|Lalu Prasad shouting that the Hindu|
scripture does not preach extremism
New Delhi: The Lok Sabha was adjourned this morning as MPs protested against a move in Russia to ban the Bhagavad Gita.
In a Siberian court, state prosecutors have petitioned that the Gita, distributed locally by ISKCON members, is "extremist" literature. The court in Siberia's Tomsk city is scheduled to deliver its verdict today.
The final pronouncement in the case comes just two days after Indian Prime Minister Manmohan Singh was in Moscow for a bilateral summit meeting with Russian President Dmitry Medvedev.
The International Society for Krishna Consciousness (ISKCON) has in recent years been noted for bulking up its membership in Eastern Europe. The organization has more than 400 centres across the world.
"I want to know from the government what it is doing. The religious rights of Hindus in Russia should be protected. The government should impress upon the Russian authorities through diplomatic channels," said Bhartruhari Mahtab, an PM from the Biju Janata Dal. Lalu Prasad of the Rashtriya Janata Dal (RLD) was heard shouting that the Hindu scripture does not preach extremism.
The court in Tomsk is deciding whether to accept that the Gita is literature that spreads "social dischord." The petition filed in June this year also asks for a ban on a Russian translation of the Gita written by AC Bhaktivedanta Swami Prabhupada, the founder of the International Society for Krishna Consciousness (ISKCON).
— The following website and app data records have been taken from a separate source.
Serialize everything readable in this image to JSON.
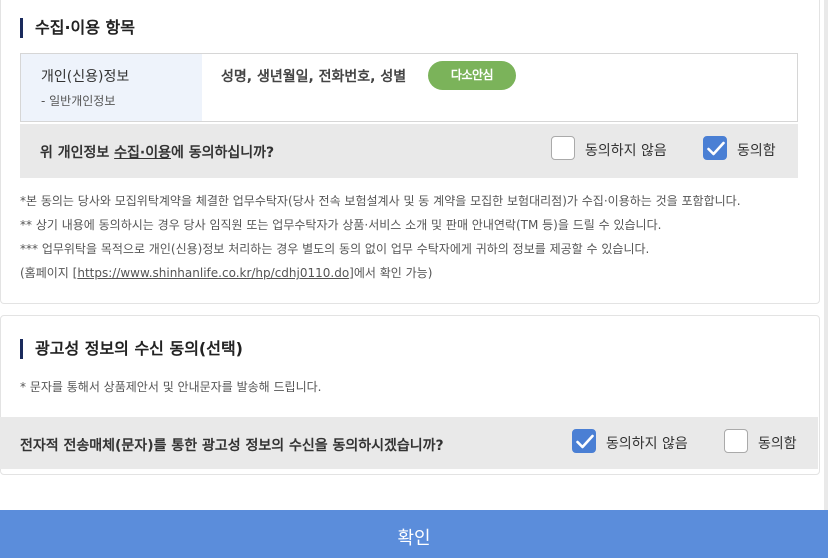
{
  "collection": {
    "title": "수집·이용 항목",
    "label": "개인(신용)정보",
    "sublabel": "- 일반개인정보",
    "items": "성명, 생년월일, 전화번호, 성별",
    "badge": "다소안심",
    "question_pre": "위 개인정보 ",
    "question_link": "수집·이용",
    "question_post": "에 동의하십니까?",
    "option_disagree": "동의하지 않음",
    "option_agree": "동의함",
    "disagree_checked": false,
    "agree_checked": true,
    "notes": [
      "*본 동의는 당사와 모집위탁계약을 체결한 업무수탁자(당사 전속 보험설계사 및 동 계약을 모집한 보험대리점)가 수집·이용하는 것을 포함합니다.",
      "** 상기 내용에 동의하시는 경우 당사 임직원 또는 업무수탁자가 상품·서비스 소개 및 판매 안내연락(TM 등)을 드릴 수 있습니다.",
      "*** 업무위탁을 목적으로 개인(신용)정보 처리하는 경우 별도의 동의 없이 업무 수탁자에게 귀하의 정보를 제공할 수 있습니다."
    ],
    "homepage_pre": "(홈페이지 [",
    "homepage_link": "https://www.shinhanlife.co.kr/hp/cdhj0110.do",
    "homepage_post": "]에서 확인 가능)"
  },
  "marketing": {
    "title": "광고성 정보의 수신 동의(선택)",
    "note": "* 문자를 통해서 상품제안서 및 안내문자를 발송해 드립니다.",
    "question": "전자적 전송매체(문자)를 통한 광고성 정보의 수신을 동의하시겠습니까?",
    "option_disagree": "동의하지 않음",
    "option_agree": "동의함",
    "disagree_checked": true,
    "agree_checked": false
  },
  "footer": {
    "confirm_label": "확인"
  },
  "colors": {
    "accent": "#4a7fd4",
    "confirm_bar": "#5b8ddb",
    "badge": "#7bb35a",
    "title_bar": "#1a2a5c"
  }
}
Nearly 15,000 Indians in Moscow have appealed to the Indian government to intervene diplomatically. They say the court case also wants to ban the writings of of Prabhupada and ISKCON's religious beliefs on the grounds that they preach "hatred" of other religious beliefs.